You’re noticing red flags in your ex’s parenting and think it’s in your children’s best interests to spend more time with you. What do the courts look for when one parent sues to make changes to the current custody agreement and requests “full custody” of the kids? A recent celebrity news item involving a custody dispute between exes Christina Hall (formerly Haack) and Ant Anstead provides a lesson in the high stakes — and high burden of proof — involved in child custody modification cases.
HGTV star Hall and British television host Anstead were married from 2018 to 2020 and have a two-year-old son. Since their divorce was finalized in 2021, the two have shared custody. Last week, however, Anstead returned to court to seek full custody (sole custody) of their child. In making his case for the custody modification, Anstead relayed to the courts his key allegations: Hall spent an extraordinary amount of time away from the child when he was in her care; Hall allowed the child to become sunburned and was dismissive of the health effects of sunburn; and Hall failed to inform him that their son had contracted Covid, exposing Anstead and his partner Renée Zellwegger to the virus, which resulted in a temporary halt to production on Zellwegger’s latest movie.
The California courts denied Anstead’s claim, citing that Anstead provided an “insufficient showing” of evidence in his initial filing and that Hall was not given enough notice about the request. The two have a court date set for June 28, giving both time to prepare their arguments and collect evidence for the courts.
The Anstead-Hall case underscores just how seriously the courts view any modification request for an existing child custody plan. It’s not enough to claim that one parent is “unfit”; thorough evidence MUST be presented in the matter to clearly demonstrate that a child’s best interests would be better served with a different custody plan. Anstead now must take steps to collect evidence to prove his case and grounds for the modification.
If you are considering seeking modification to an existing New Jersey child custody order, take a lesson from the Anstead case: It will be VERY important for you to provide evidence that can show the courts why a new custody arrangement or parenting time schedule is needed.
Here are three key pieces of evidence to have on hand:
Parenting Log: If you haven’t already, buy a notebook and start keeping track of your parenting time (or download a co-parenting smartphone app with a journal function). In court, these kinds of written records are often referred to as a “custody journal.” For each entry, write the date and make any notes about important events, milestones, or issues that cropped up. Items to list include:
• Late pick-ups and drop-offs,
• Missed or cancelled visits,
• Health appointments and medical information,
• Discussions with the other parent,
• Your child’s mood and emotions when interacting with the other parent,
• Your child’s behavior and/or appearance,
• Issues you want to talk about with the other parent,
• How your child is doing in school and other activities,
• Your child’s milestones and development,
• Your child’s grades in school, and
• Anything else you want to remember.

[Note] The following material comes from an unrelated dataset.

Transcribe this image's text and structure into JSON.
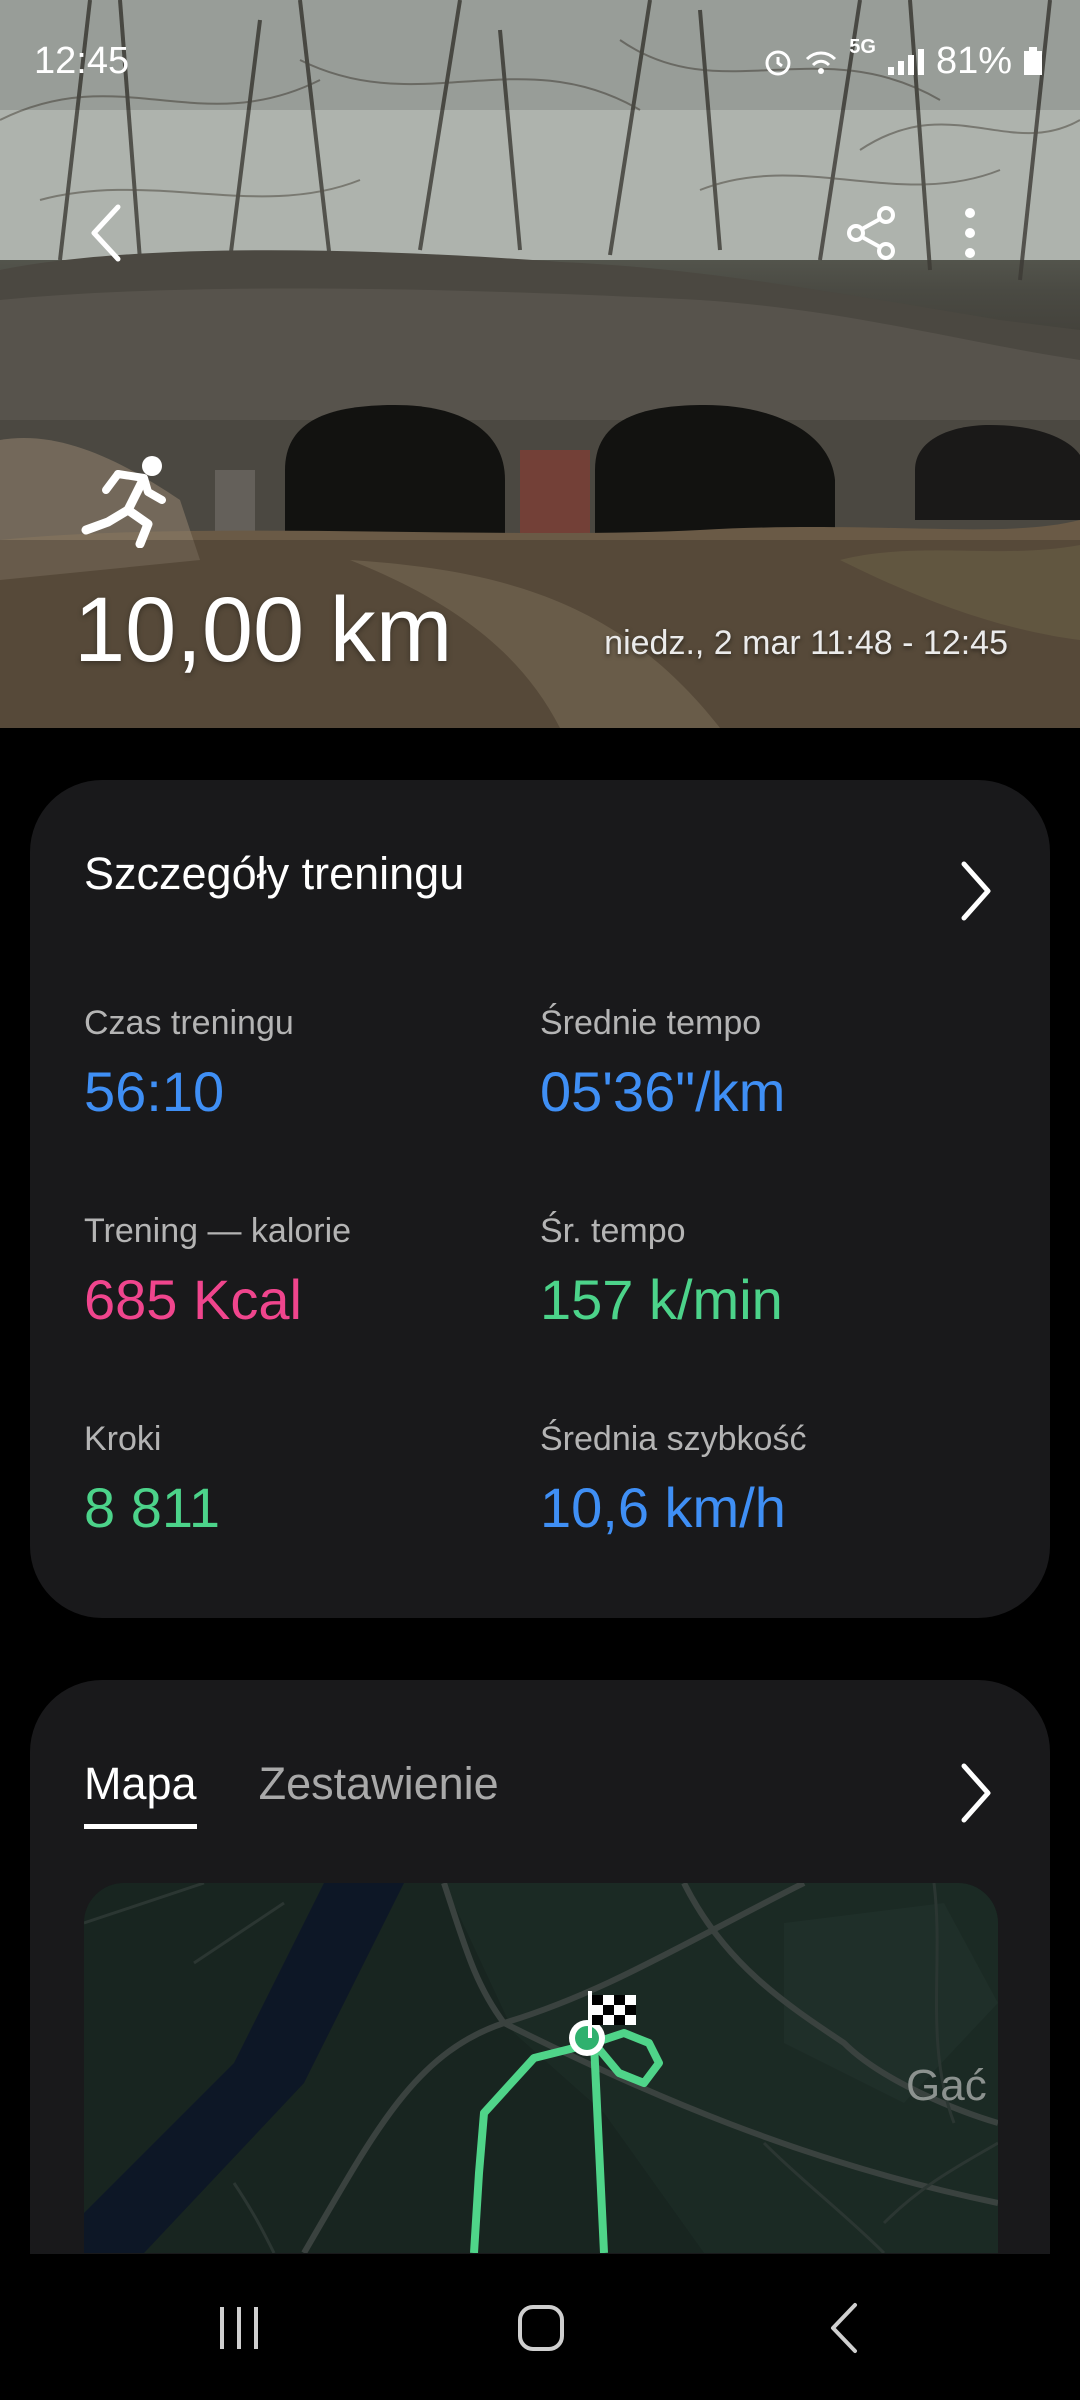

For some parents, the act of journaling helps them to see what specific suggestions for changed parenting time/visitation may be best. For example, if the child’s other parent is consistently late picking up at the custody swap, and this behavior is visibly upsetting to the child, the courts may consider this information as good enough reason why a different schedule is needed.

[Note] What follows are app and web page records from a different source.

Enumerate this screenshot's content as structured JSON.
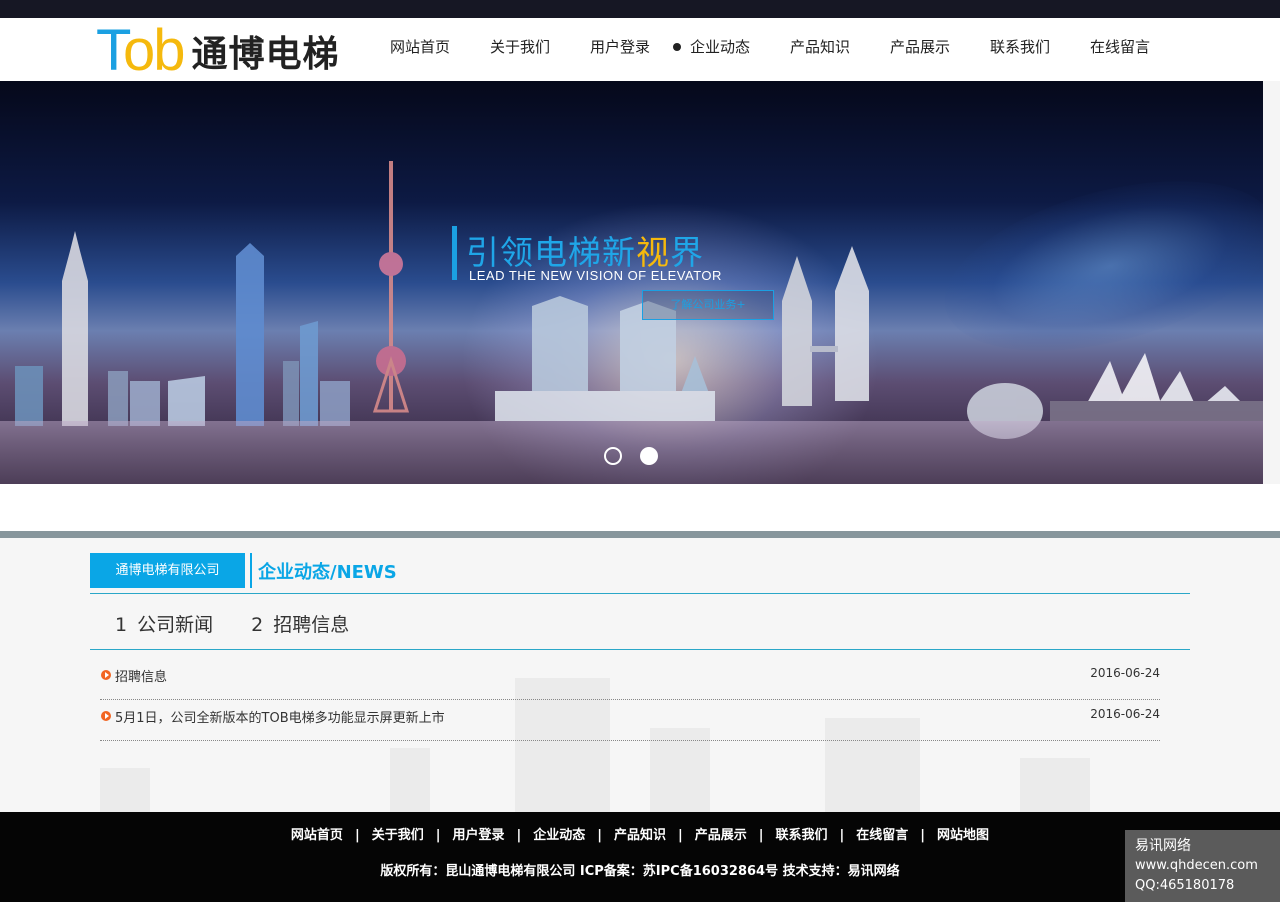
{
  "header": {
    "logo_en_part1": "T",
    "logo_en_part2": "ob",
    "logo_cn": "通博电梯",
    "nav": [
      {
        "label": "网站首页"
      },
      {
        "label": "关于我们"
      },
      {
        "label": "用户登录"
      },
      {
        "label": "企业动态",
        "active": true
      },
      {
        "label": "产品知识"
      },
      {
        "label": "产品展示"
      },
      {
        "label": "联系我们"
      },
      {
        "label": "在线留言"
      }
    ]
  },
  "banner": {
    "slogan_cn_main": "引领电梯新",
    "slogan_cn_highlight": "视",
    "slogan_cn_end": "界",
    "slogan_en": "LEAD THE NEW VISION OF ELEVATOR",
    "button_label": "了解公司业务+",
    "slide_count": 2,
    "active_slide": 2
  },
  "news_section": {
    "company_tab": "通博电梯有限公司",
    "title": "企业动态/NEWS",
    "tabs": [
      {
        "num": "1",
        "label": "公司新闻"
      },
      {
        "num": "2",
        "label": "招聘信息"
      }
    ],
    "items": [
      {
        "title": "招聘信息",
        "date": "2016-06-24"
      },
      {
        "title": "5月1日，公司全新版本的TOB电梯多功能显示屏更新上市",
        "date": "2016-06-24"
      }
    ]
  },
  "footer": {
    "nav": [
      "网站首页",
      "关于我们",
      "用户登录",
      "企业动态",
      "产品知识",
      "产品展示",
      "联系我们",
      "在线留言",
      "网站地图"
    ],
    "separator": "|",
    "copyright": "版权所有：昆山通博电梯有限公司   ICP备案：苏IPC备16032864号  技术支持：易讯网络"
  },
  "watermark": {
    "line1": "易讯网络",
    "line2": "www.qhdecen.com",
    "line3": "QQ:465180178"
  },
  "colors": {
    "accent": "#0aa6e6",
    "logo_blue": "#1ba0e2",
    "logo_yellow": "#f5b90d",
    "bullet": "#f26522"
  }
}
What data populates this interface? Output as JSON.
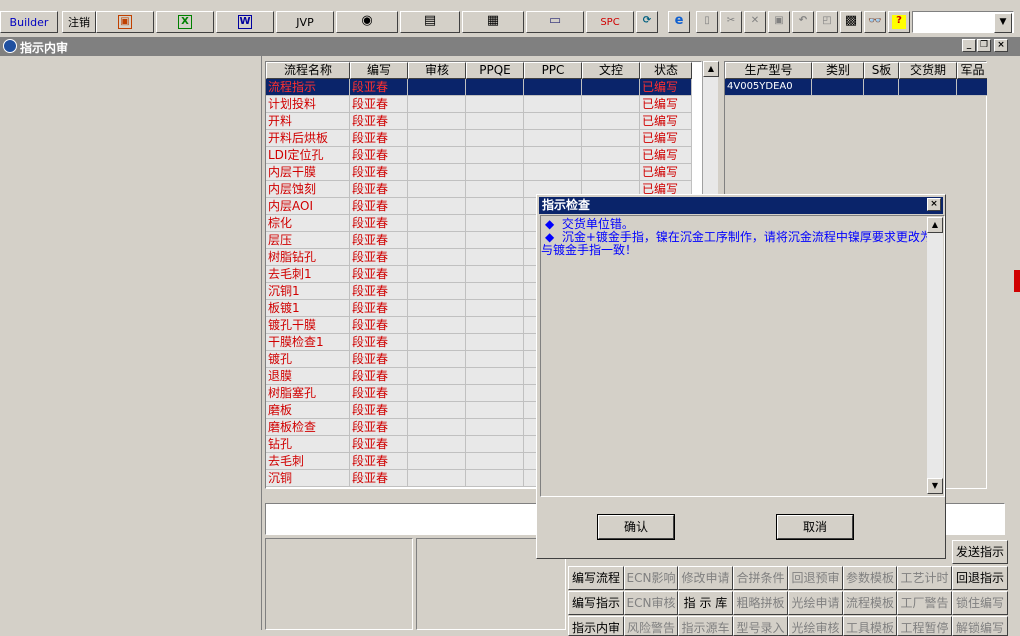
{
  "toolbar": {
    "builder": "Builder",
    "logout": "注销",
    "jvp": "JVP",
    "spc": "SPC",
    "icons": [
      "ppt-icon",
      "excel-icon",
      "word-icon",
      "jvp-button",
      "eye-icon",
      "database-icon",
      "network-icon",
      "printer-setup-icon",
      "spc-button",
      "refresh-icon",
      "ie-icon",
      "new-file-icon",
      "cut-icon",
      "delete-icon",
      "save-icon",
      "undo-icon",
      "preview-icon",
      "print-icon",
      "find-icon",
      "help-icon"
    ],
    "combo_value": ""
  },
  "window": {
    "title": "指示内审"
  },
  "flow_table": {
    "columns": [
      "流程名称",
      "编写",
      "审核",
      "PPQE",
      "PPC",
      "文控",
      "状态"
    ],
    "rows": [
      {
        "name": "流程指示",
        "writer": "段亚春",
        "status": "已编写"
      },
      {
        "name": "计划投料",
        "writer": "段亚春",
        "status": "已编写"
      },
      {
        "name": "开料",
        "writer": "段亚春",
        "status": "已编写"
      },
      {
        "name": "开料后烘板",
        "writer": "段亚春",
        "status": "已编写"
      },
      {
        "name": "LDI定位孔",
        "writer": "段亚春",
        "status": "已编写"
      },
      {
        "name": "内层干膜",
        "writer": "段亚春",
        "status": "已编写"
      },
      {
        "name": "内层蚀刻",
        "writer": "段亚春",
        "status": "已编写"
      },
      {
        "name": "内层AOI",
        "writer": "段亚春",
        "status": ""
      },
      {
        "name": "棕化",
        "writer": "段亚春",
        "status": ""
      },
      {
        "name": "层压",
        "writer": "段亚春",
        "status": ""
      },
      {
        "name": "树脂钻孔",
        "writer": "段亚春",
        "status": ""
      },
      {
        "name": "去毛刺1",
        "writer": "段亚春",
        "status": ""
      },
      {
        "name": "沉铜1",
        "writer": "段亚春",
        "status": ""
      },
      {
        "name": "板镀1",
        "writer": "段亚春",
        "status": ""
      },
      {
        "name": "镀孔干膜",
        "writer": "段亚春",
        "status": ""
      },
      {
        "name": "干膜检查1",
        "writer": "段亚春",
        "status": ""
      },
      {
        "name": "镀孔",
        "writer": "段亚春",
        "status": ""
      },
      {
        "name": "退膜",
        "writer": "段亚春",
        "status": ""
      },
      {
        "name": "树脂塞孔",
        "writer": "段亚春",
        "status": ""
      },
      {
        "name": "磨板",
        "writer": "段亚春",
        "status": ""
      },
      {
        "name": "磨板检查",
        "writer": "段亚春",
        "status": ""
      },
      {
        "name": "钻孔",
        "writer": "段亚春",
        "status": ""
      },
      {
        "name": "去毛刺",
        "writer": "段亚春",
        "status": ""
      },
      {
        "name": "沉铜",
        "writer": "段亚春",
        "status": ""
      }
    ]
  },
  "model_table": {
    "columns": [
      "生产型号",
      "类别",
      "S板",
      "交货期",
      "军品"
    ],
    "rows": [
      {
        "model": "4V005YDEA0"
      }
    ]
  },
  "dialog": {
    "title": "指示检查",
    "bullet": "◆",
    "messages": [
      "交货单位错。",
      "沉金+镀金手指，镍在沉金工序制作，请将沉金流程中镍厚要求更改为",
      "与镀金手指一致！"
    ],
    "ok": "确认",
    "cancel": "取消"
  },
  "bottom_buttons": {
    "row1": [
      {
        "label": "编写流程",
        "enabled": true
      },
      {
        "label": "ECN影响",
        "enabled": false
      },
      {
        "label": "修改申请",
        "enabled": false
      },
      {
        "label": "合拼条件",
        "enabled": false
      },
      {
        "label": "回退预审",
        "enabled": false
      },
      {
        "label": "参数模板",
        "enabled": false
      },
      {
        "label": "工艺计时",
        "enabled": false
      },
      {
        "label": "回退指示",
        "enabled": true
      }
    ],
    "row2": [
      {
        "label": "编写指示",
        "enabled": true
      },
      {
        "label": "ECN审核",
        "enabled": false
      },
      {
        "label": "指 示 库",
        "enabled": true
      },
      {
        "label": "粗略拼板",
        "enabled": false
      },
      {
        "label": "光绘申请",
        "enabled": false
      },
      {
        "label": "流程模板",
        "enabled": false
      },
      {
        "label": "工厂警告",
        "enabled": false
      },
      {
        "label": "锁住编写",
        "enabled": false
      }
    ],
    "row3": [
      {
        "label": "指示内审",
        "enabled": true
      },
      {
        "label": "风险警告",
        "enabled": false
      },
      {
        "label": "指示源车",
        "enabled": false
      },
      {
        "label": "型号录入",
        "enabled": false
      },
      {
        "label": "光绘审核",
        "enabled": false
      },
      {
        "label": "工具模板",
        "enabled": false
      },
      {
        "label": "工程暂停",
        "enabled": false
      },
      {
        "label": "解锁编写",
        "enabled": false
      }
    ],
    "send": "发送指示"
  },
  "colors": {
    "face": "#d4d0c8",
    "title_active": "#0a246a",
    "title_inactive": "#808080",
    "flow_text": "#d00000",
    "message_text": "#0000ff"
  }
}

Photo Records: Along with your parenting log, keep a photo/video record showing some of the highlights of your time with your child. Did you take a special trip? Did you spend time redecorating your son or daughter’s room in your home? Did you celebrate your child’s birthday together? Is there something concerning about your child’s appearance that is relevant to your request (i.e., a picture of the sunburn in Anstead’s case). A picture can be worth a thousand words when describing the relationship you have with your child and the quality of time you spend together. Likewise, collect notes and cards the two of you may have written each other, and keep that drawing of the two of you your child made. This kind of information may be useful in establishing the closeness of your bond, if needed.

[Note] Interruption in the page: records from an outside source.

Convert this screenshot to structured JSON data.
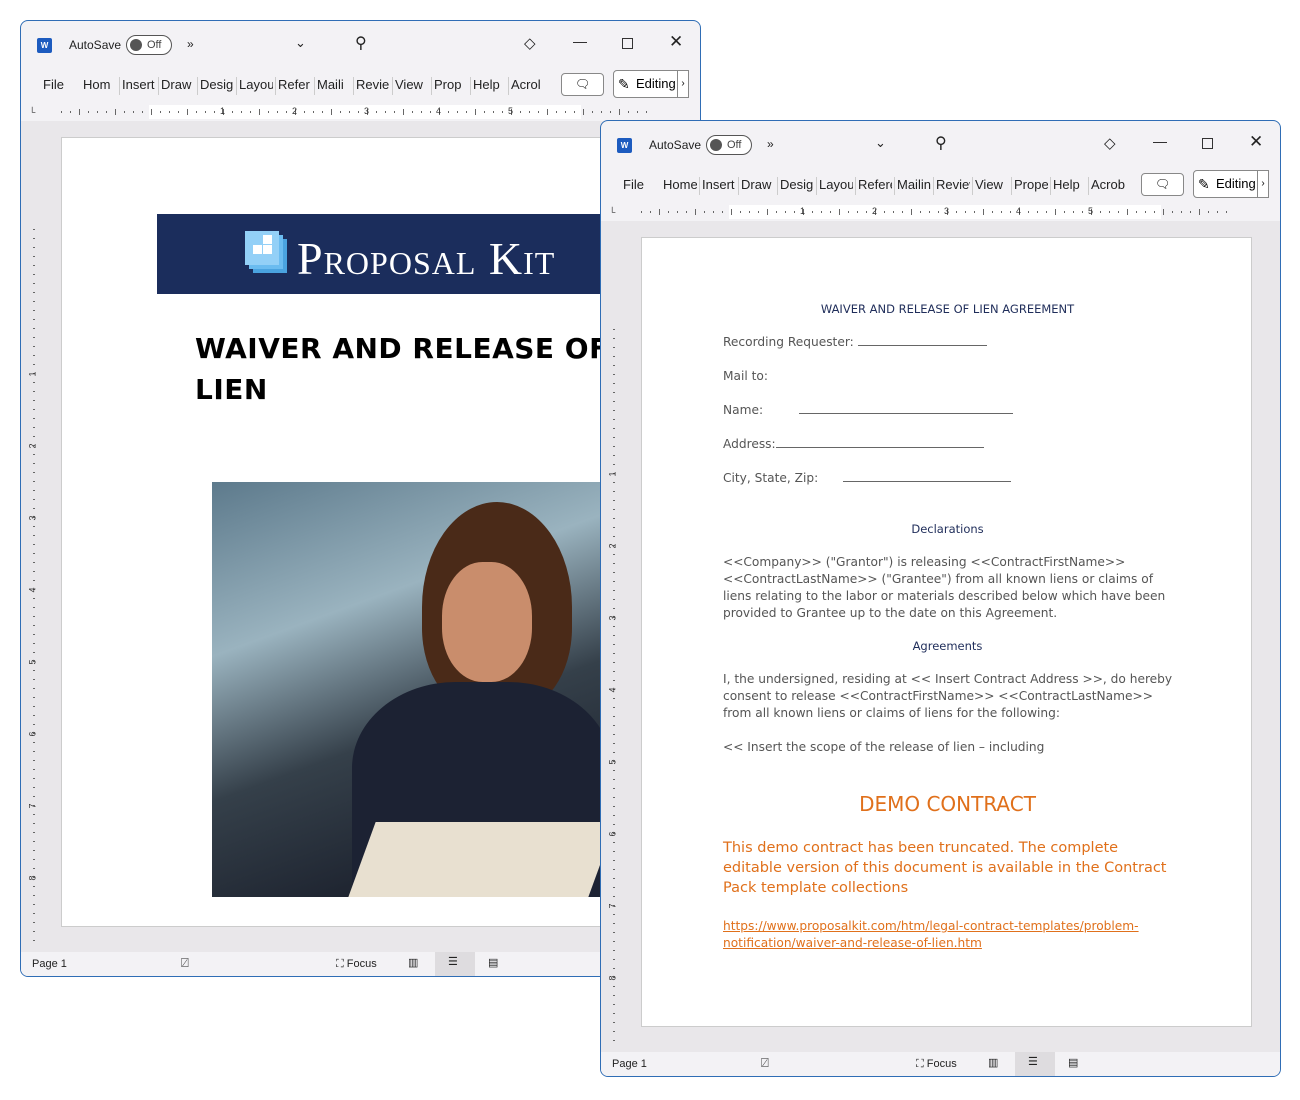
{
  "app": {
    "logo": "W",
    "autosave_label": "AutoSave",
    "autosave_state": "Off",
    "overflow": "»",
    "tabs": [
      "File",
      "Home",
      "Insert",
      "Draw",
      "Design",
      "Layout",
      "References",
      "Mailings",
      "Review",
      "View",
      "Properties",
      "Help",
      "Acrobat"
    ],
    "tabs_visible": [
      "File",
      "Hom",
      "Insert",
      "Draw",
      "Desig",
      "Layou",
      "Refer",
      "Maili",
      "Revie",
      "View",
      "Prop",
      "Help",
      "Acrol"
    ],
    "editing_label": "Editing",
    "ruler_numbers": [
      "1",
      "2",
      "3",
      "4",
      "5"
    ],
    "vruler_numbers": [
      "1",
      "2",
      "3",
      "4",
      "5",
      "6",
      "7",
      "8"
    ],
    "status": {
      "page": "Page 1",
      "focus": "Focus"
    }
  },
  "doc1": {
    "brand": "Proposal Kit",
    "title_line1": "WAIVER AND RELEASE OF",
    "title_line2": "LIEN"
  },
  "doc2": {
    "title": "WAIVER AND RELEASE OF LIEN AGREEMENT",
    "fields": {
      "recording": "Recording Requester:",
      "mail": "Mail to:",
      "name": "Name:",
      "address": "Address:",
      "city": "City, State, Zip:"
    },
    "declarations_heading": "Declarations",
    "declarations": "<<Company>> (\"Grantor\") is releasing <<ContractFirstName>> <<ContractLastName>> (\"Grantee\") from all known liens or claims of liens relating to the labor or materials described below which have been provided to Grantee up to the date on this Agreement.",
    "agreements_heading": "Agreements",
    "agreements": "I, the undersigned, residing at << Insert Contract Address >>, do hereby consent to release <<ContractFirstName>> <<ContractLastName>> from all known liens or claims of liens for the following:",
    "scope": "<< Insert the scope of the release of lien – including",
    "demo_heading": "DEMO CONTRACT",
    "demo_text": "This demo contract has been truncated. The complete editable version of this document is available in the Contract Pack template collections",
    "link": "https://www.proposalkit.com/htm/legal-contract-templates/problem-notification/waiver-and-release-of-lien.htm"
  },
  "colors": {
    "accent": "#e0701b",
    "navy": "#1b2d5c",
    "window_border": "#2f6db5"
  }
}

Other Records & Documents: At the time of your divorce, did your hectic work schedule keep your parenting time to a minimum — and now those work hours have diminished? Did you move to a new home and now have a separate bedroom for your child? Do you now live closer to the child’s other parent and/or the child’s school — or on the other hand, do you live father away? Do you need to move for your job? Before embarking on the modification process, gather evidence for major life changes on your part that may impact your child’s life and your current custody plan.
The process of modifying a child custody order in New Jersey can either take place in family court, in which case a judge makes the decision to accept or deny a formally filed motion, or the modification process can take place out of court, if both parents agree to a consent order changing the current arrangement.
Please see our article on post-divorce child custody modification to learn more about how to take next steps.
If you are considering child custody modification, we are here to provide you with the legal guidance you need to arrive at the best arrangement for your child and family. Please contact us today to schedule your initial, confidential attorney consultation. Call us at 888-888-0919, or please click the green button below.